BEGIN Data records

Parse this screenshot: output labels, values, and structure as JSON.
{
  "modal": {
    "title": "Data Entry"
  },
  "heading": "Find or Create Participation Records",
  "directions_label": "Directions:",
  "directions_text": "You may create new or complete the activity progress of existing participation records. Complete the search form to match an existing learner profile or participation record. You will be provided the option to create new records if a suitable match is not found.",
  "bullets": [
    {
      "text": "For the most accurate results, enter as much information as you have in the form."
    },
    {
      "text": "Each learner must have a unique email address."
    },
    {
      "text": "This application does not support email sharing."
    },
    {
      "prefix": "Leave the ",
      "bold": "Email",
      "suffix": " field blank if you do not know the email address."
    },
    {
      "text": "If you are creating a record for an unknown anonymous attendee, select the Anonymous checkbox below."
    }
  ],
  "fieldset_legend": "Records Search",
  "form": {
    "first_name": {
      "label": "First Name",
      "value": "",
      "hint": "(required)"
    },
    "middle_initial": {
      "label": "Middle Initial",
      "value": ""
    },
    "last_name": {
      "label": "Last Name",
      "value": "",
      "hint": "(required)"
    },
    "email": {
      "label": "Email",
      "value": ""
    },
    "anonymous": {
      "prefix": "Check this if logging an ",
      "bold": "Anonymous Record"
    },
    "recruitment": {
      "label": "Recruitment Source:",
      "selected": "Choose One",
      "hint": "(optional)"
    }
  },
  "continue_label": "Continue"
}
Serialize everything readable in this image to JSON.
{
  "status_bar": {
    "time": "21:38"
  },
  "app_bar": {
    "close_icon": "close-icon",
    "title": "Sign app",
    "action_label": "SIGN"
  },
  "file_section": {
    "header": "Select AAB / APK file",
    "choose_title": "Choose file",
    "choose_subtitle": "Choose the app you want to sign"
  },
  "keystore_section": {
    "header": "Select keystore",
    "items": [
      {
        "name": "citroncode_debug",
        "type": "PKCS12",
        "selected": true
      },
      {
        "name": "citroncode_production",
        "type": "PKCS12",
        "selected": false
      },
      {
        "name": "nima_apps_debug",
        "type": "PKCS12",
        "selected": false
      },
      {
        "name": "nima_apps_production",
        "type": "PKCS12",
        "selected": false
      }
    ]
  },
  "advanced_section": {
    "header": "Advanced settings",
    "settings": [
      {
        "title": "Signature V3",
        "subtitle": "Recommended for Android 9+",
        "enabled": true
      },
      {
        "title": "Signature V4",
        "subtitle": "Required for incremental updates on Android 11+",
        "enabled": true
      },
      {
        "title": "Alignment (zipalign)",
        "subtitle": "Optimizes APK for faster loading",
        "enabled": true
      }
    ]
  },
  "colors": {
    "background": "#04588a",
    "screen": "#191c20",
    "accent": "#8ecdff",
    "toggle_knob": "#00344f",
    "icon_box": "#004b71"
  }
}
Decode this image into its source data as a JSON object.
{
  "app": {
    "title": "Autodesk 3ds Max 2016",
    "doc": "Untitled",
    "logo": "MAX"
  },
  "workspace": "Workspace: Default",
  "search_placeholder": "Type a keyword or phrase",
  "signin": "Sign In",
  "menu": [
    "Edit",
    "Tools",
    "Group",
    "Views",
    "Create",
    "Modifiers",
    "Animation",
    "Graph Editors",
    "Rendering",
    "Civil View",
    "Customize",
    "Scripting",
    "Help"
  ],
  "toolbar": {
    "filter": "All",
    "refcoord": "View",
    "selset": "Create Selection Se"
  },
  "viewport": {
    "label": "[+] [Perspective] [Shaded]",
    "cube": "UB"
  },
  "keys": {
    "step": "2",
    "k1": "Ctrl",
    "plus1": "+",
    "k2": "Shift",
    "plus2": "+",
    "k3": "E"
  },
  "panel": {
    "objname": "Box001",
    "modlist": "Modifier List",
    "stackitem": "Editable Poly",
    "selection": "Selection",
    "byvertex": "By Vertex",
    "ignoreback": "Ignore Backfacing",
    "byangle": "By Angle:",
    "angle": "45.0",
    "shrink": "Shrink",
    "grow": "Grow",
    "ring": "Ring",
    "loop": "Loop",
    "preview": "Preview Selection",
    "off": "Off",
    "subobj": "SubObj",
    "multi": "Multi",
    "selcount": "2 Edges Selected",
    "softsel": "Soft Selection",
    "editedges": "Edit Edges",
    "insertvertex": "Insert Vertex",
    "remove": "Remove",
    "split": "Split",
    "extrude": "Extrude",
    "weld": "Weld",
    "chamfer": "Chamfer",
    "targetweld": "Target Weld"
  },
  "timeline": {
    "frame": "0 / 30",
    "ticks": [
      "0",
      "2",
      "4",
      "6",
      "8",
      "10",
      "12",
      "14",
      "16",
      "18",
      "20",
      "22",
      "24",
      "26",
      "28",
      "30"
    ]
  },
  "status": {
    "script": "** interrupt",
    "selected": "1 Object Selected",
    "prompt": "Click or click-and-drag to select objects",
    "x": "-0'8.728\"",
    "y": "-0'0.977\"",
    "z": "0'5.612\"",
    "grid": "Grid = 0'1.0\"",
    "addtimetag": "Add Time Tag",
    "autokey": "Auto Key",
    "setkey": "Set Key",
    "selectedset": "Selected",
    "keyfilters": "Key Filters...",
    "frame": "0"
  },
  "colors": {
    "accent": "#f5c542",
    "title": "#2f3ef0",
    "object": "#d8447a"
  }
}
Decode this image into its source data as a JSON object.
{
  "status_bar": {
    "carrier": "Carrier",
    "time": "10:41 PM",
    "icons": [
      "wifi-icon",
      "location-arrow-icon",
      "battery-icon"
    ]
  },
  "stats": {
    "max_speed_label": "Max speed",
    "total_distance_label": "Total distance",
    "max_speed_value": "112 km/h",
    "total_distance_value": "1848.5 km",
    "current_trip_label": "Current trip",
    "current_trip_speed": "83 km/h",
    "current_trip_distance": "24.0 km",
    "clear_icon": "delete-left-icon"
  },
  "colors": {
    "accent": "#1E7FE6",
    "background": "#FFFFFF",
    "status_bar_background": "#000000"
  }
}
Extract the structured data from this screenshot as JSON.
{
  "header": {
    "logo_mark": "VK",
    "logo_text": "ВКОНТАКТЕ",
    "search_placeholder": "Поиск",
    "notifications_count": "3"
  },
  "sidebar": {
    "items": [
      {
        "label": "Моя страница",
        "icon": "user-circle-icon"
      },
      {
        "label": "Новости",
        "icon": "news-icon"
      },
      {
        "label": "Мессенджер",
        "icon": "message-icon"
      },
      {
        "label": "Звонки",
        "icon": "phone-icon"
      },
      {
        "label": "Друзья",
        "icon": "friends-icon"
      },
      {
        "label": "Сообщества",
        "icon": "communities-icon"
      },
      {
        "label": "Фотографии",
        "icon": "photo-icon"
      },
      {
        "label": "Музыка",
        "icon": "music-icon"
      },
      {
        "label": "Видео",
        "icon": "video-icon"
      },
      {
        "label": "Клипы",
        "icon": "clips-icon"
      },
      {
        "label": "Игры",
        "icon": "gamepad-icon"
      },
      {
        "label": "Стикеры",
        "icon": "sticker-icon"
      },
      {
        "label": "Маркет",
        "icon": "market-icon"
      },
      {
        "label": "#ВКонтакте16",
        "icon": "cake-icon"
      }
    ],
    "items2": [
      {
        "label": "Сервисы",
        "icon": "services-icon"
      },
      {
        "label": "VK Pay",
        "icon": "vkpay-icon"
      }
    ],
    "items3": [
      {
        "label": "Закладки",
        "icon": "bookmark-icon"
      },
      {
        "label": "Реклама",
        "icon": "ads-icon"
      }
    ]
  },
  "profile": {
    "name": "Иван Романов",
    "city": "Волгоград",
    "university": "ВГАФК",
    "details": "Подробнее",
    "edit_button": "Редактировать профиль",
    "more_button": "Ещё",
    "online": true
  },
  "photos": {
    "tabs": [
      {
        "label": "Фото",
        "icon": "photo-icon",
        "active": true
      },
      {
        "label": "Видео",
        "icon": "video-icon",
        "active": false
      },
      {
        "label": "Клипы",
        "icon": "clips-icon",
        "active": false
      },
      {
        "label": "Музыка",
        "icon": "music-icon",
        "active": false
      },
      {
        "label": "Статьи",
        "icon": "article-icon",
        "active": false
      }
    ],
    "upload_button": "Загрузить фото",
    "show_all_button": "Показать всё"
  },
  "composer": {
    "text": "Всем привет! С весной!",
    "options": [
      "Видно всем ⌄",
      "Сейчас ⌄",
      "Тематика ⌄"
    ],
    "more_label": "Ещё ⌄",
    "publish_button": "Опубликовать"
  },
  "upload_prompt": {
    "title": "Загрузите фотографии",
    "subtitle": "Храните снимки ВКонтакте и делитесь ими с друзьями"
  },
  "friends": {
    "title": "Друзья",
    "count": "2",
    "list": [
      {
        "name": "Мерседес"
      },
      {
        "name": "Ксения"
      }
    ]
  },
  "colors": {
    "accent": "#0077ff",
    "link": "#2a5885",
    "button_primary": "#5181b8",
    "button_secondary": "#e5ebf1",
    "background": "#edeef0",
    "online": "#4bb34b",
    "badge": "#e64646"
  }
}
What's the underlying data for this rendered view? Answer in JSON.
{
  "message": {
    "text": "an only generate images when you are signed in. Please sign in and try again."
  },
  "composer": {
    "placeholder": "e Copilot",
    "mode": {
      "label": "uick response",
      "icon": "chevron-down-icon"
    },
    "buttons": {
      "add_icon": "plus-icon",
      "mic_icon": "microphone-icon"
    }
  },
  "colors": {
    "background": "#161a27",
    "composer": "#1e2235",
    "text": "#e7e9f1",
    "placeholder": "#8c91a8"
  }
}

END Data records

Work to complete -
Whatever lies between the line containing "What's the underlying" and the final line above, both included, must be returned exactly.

Output of the task -
What's the underlying data for this rendered view? Answer in JSON.
{
  "message": {
    "text": "an only generate images when you are signed in. Please sign in and try again."
  },
  "composer": {
    "placeholder": "e Copilot",
    "mode": {
      "label": "uick response",
      "icon": "chevron-down-icon"
    },
    "buttons": {
      "add_icon": "plus-icon",
      "mic_icon": "microphone-icon"
    }
  },
  "colors": {
    "background": "#161a27",
    "composer": "#1e2235",
    "text": "#e7e9f1",
    "placeholder": "#8c91a8"
  }
}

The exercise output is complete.